Take, for example, the first item on the list – Al Sadu, the traditional weaving of the United Arab Emirates. UNESCO describes the threat to this traditional skill:
“The rapid economic development and social transformations brought about by the advent of oil in the Emirates have caused a sharp decline in the practice of Al Sadu. The pastoral Bedouin communities have dispersed among urban settlements, and young women increasingly work outside the home. The bearers of Al Sadu are now mostly older women whose numbers are declining.”
So, to summarise, the changing socio-economic climate of the country and the changing role of women has led to the natural decline of this skill. Should we really be stepping in to preserve it in this case? Is the skill an important part of the countries cultural history? Clearly, yes, since someone sought its nomination for the list. How do we safeguard this skill, though? We cannot simply declare that the skill must be practised or preserved by the local people.
UNESCO also comments that “To be kept alive, intangible cultural heritage must be relevant to its community, continuously recreated and transmitted from one generation to another.” Given this definition this weaving skill does not seem to be still “relevant to its community”. The list leaves me asking who gets to determine intangible elements and, more to the point, should the international community have the right to intervene in local lifestyles?
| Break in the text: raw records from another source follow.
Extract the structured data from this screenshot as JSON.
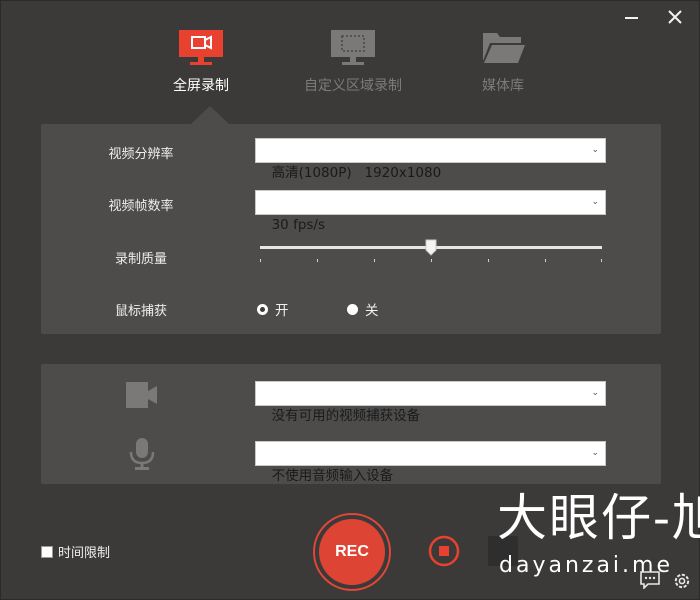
{
  "window": {
    "minimize_label": "minimize",
    "close_label": "close"
  },
  "tabs": [
    {
      "label": "全屏录制",
      "active": true,
      "icon": "monitor-video-icon"
    },
    {
      "label": "自定义区域录制",
      "active": false,
      "icon": "monitor-region-icon"
    },
    {
      "label": "媒体库",
      "active": false,
      "icon": "folder-icon"
    }
  ],
  "settings": {
    "resolution": {
      "label": "视频分辨率",
      "value": "高清(1080P)   1920x1080"
    },
    "framerate": {
      "label": "视频帧数率",
      "value": "30 fps/s"
    },
    "quality": {
      "label": "录制质量",
      "level": 0.5,
      "ticks": 7
    },
    "mouse": {
      "label": "鼠标捕获",
      "on_label": "开",
      "off_label": "关",
      "selected": "开"
    }
  },
  "devices": {
    "video": {
      "icon": "camera-icon",
      "value": "没有可用的视频捕获设备"
    },
    "audio": {
      "icon": "microphone-icon",
      "value": "不使用音频输入设备"
    }
  },
  "footer": {
    "time_limit_label": "时间限制",
    "time_limit_checked": false,
    "rec_label": "REC",
    "watermark_cn": "大眼仔-旭",
    "watermark_en": "dayanzai.me"
  },
  "colors": {
    "background": "#3b3a39",
    "panel": "#4d4c4b",
    "accent": "#e0463a",
    "tab_inactive": "#7c7b7a"
  }
}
I have (thus far) avoided adressing the Elgin Marbles debate on this blog. In part this is because I really don’t feel that I have much to say that hasn’t been said much more eloquently by others. In part it is because I recognise that my own opinion is very much coloured by the fact that I spend hours as a child knocking round the British Museum. I am not going to directly deal with the rights and wrongs of the situation here.
However, earlier this week I had the opportunity to listen to two groups of first year university students debate the issue. It was interesting to see their approach; these are mostly students who have no background in ethics, archaeology or even ancient history. For most of them this was their first time reading about the Marbles. They approached the topic, as educated but generally not particularly invested Canadians (and yes, I do think the fact that they were not British or Greek makes a difference), in a much more abstract way than I have seen elsewhere.
What interested me most about their approach was how much they focused on the importance of the emotional and cultural elements to the debate, rather than the legal issues. Even those arguing for the retention of the Marbles in the UK tended to focus on their “importance to British culture”. Legal issues were hardly mentioned. In part this is probably because the majority weren’t actually aware of the laws and guidelines that exist governing cultural heritage. However I suspect the real reason is because “morality” has far more rhetorical power.
A few weeks ago I would probably have taken much the same approach. I still very much believe that morality has a role to play in archaeological ethics. Yet I am wary of relying too heavily on “moral” arguments, simply because they lack parameters. Whose morality is “correct”? What if (as with the Marbles) too sides vehemently declare themselves to be acting morally? We cannot measure morality.
I may not always agree with the parameters laid out by cultural heritage laws; however they do have the benefit of bringing some black and white to a world of grey. I may still change my mind on this one but right now I think that legality should hold more sway than morality based arguments – one is at least semi-measurable, the other is too subjective to be applied across the field.